Assigned task
Show all lines below holding the string "anställningsvillkor".

Data for the task
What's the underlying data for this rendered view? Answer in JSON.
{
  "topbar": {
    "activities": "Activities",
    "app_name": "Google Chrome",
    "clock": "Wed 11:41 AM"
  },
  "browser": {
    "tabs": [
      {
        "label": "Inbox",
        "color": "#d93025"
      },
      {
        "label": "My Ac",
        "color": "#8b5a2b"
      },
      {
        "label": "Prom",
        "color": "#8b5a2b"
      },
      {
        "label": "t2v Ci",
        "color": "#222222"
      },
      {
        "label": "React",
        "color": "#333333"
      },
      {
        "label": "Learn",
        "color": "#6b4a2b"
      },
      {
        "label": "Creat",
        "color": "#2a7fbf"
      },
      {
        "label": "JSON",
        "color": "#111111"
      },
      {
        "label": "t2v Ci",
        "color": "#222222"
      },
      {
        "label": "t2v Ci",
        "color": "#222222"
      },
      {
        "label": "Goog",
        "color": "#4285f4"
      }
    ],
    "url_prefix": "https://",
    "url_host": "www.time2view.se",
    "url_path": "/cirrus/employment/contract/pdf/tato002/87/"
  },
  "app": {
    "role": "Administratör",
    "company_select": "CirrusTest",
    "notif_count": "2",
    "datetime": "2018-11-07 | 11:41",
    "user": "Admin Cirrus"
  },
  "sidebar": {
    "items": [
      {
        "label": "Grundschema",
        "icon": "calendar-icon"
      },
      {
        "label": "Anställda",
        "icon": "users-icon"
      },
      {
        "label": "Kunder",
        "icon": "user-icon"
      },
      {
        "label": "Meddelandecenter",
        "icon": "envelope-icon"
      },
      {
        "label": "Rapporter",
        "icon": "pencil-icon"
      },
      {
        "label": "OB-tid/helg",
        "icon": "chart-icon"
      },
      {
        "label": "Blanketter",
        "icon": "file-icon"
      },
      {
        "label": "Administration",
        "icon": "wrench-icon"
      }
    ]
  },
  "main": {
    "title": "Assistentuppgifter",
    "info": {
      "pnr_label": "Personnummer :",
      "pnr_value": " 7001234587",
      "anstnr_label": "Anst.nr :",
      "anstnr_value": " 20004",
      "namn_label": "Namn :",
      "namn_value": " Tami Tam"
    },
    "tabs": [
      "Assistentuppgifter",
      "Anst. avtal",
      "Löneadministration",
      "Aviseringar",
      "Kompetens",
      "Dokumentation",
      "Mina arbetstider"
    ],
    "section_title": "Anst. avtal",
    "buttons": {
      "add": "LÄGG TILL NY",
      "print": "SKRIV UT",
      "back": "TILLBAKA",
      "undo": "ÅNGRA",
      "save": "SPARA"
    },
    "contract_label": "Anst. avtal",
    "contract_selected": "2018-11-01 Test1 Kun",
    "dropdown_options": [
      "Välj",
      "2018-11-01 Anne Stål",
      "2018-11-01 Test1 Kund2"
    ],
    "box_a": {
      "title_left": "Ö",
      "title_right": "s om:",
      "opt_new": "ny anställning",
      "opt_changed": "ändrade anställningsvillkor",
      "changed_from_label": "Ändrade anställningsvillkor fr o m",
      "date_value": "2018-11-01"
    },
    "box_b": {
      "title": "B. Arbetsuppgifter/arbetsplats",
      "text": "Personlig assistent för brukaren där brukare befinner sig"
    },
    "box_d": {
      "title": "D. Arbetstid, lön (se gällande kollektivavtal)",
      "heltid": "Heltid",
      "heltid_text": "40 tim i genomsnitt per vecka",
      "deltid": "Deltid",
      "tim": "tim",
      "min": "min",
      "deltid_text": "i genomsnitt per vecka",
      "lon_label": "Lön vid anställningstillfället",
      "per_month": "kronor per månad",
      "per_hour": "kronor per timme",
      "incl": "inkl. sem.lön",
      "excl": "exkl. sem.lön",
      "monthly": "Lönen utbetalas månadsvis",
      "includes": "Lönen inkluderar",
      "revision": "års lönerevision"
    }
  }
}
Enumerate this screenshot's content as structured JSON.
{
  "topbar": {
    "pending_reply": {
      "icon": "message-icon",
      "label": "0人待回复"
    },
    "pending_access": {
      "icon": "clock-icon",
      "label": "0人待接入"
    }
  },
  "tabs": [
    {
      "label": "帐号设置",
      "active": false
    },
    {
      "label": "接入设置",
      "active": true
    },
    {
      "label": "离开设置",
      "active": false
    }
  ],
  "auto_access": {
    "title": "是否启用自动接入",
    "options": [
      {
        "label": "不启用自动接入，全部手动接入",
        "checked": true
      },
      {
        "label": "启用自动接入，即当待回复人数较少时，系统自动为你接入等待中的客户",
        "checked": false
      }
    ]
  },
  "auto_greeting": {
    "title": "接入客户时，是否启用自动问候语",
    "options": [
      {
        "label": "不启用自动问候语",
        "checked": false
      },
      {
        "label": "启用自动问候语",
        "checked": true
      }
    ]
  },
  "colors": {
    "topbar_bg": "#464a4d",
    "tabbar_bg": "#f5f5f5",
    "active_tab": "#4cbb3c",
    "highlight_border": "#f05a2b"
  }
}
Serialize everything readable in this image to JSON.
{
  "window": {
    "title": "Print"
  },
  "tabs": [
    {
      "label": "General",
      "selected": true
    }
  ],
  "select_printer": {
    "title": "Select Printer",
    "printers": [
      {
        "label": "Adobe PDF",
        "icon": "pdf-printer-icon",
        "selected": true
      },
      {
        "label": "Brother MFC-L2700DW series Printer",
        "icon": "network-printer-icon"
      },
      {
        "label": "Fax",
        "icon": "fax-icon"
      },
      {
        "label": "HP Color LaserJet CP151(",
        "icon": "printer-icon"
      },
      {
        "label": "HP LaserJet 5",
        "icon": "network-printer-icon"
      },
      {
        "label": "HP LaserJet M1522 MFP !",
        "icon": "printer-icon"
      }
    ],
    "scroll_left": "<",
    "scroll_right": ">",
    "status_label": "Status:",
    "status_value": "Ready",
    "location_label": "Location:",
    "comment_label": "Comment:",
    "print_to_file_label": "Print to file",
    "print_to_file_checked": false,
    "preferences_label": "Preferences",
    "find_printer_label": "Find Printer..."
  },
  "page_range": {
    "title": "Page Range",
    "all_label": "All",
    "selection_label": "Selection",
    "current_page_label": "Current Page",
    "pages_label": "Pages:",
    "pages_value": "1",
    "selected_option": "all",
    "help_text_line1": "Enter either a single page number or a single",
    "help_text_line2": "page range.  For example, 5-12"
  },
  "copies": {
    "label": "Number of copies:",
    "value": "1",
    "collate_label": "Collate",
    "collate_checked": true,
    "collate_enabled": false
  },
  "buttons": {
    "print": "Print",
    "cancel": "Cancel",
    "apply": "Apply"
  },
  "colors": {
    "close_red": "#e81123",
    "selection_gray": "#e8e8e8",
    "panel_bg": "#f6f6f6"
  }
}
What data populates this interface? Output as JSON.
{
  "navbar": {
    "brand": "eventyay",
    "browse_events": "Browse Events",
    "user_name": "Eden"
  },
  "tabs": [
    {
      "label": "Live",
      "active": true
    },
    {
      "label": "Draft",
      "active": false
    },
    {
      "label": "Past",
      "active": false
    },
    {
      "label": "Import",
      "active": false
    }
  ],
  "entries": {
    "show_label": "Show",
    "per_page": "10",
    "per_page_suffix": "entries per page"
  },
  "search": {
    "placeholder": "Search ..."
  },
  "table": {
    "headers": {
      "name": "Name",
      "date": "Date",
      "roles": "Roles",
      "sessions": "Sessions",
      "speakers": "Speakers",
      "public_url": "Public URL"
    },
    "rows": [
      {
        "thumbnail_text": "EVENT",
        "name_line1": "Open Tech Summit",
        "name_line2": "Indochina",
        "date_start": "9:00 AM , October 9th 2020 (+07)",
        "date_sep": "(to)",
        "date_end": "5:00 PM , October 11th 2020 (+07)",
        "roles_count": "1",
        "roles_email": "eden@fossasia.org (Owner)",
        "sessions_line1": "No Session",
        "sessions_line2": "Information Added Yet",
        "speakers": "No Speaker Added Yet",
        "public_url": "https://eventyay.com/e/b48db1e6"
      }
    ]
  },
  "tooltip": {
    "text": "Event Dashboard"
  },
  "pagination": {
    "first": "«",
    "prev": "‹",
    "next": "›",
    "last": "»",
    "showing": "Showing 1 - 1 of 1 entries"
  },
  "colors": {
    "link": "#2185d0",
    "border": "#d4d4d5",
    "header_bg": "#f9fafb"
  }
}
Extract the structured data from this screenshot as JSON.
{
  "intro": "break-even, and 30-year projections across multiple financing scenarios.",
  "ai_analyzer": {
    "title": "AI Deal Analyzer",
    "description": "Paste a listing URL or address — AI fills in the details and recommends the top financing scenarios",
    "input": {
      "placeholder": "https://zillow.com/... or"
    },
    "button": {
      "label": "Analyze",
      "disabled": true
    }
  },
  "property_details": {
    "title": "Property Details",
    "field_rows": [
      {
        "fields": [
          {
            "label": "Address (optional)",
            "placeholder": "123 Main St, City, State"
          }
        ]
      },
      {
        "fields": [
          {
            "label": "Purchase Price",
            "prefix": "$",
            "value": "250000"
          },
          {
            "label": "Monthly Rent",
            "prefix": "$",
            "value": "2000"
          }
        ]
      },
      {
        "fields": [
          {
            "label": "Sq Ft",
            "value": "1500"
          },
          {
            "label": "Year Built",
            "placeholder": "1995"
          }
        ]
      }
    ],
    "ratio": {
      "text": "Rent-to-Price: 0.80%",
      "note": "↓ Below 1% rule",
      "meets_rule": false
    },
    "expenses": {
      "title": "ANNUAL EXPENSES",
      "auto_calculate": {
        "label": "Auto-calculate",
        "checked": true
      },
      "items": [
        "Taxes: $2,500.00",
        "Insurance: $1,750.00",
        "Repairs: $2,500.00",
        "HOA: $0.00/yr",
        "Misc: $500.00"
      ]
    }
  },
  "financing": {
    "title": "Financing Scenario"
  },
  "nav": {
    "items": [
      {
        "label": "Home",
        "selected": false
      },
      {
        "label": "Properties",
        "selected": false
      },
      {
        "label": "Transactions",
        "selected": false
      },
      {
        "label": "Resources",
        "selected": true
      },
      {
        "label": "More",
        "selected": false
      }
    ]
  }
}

Exercise result
      "opt_changed": "ändrade anställningsvillkor",
      "changed_from_label": "Ändrade anställningsvillkor fr o m",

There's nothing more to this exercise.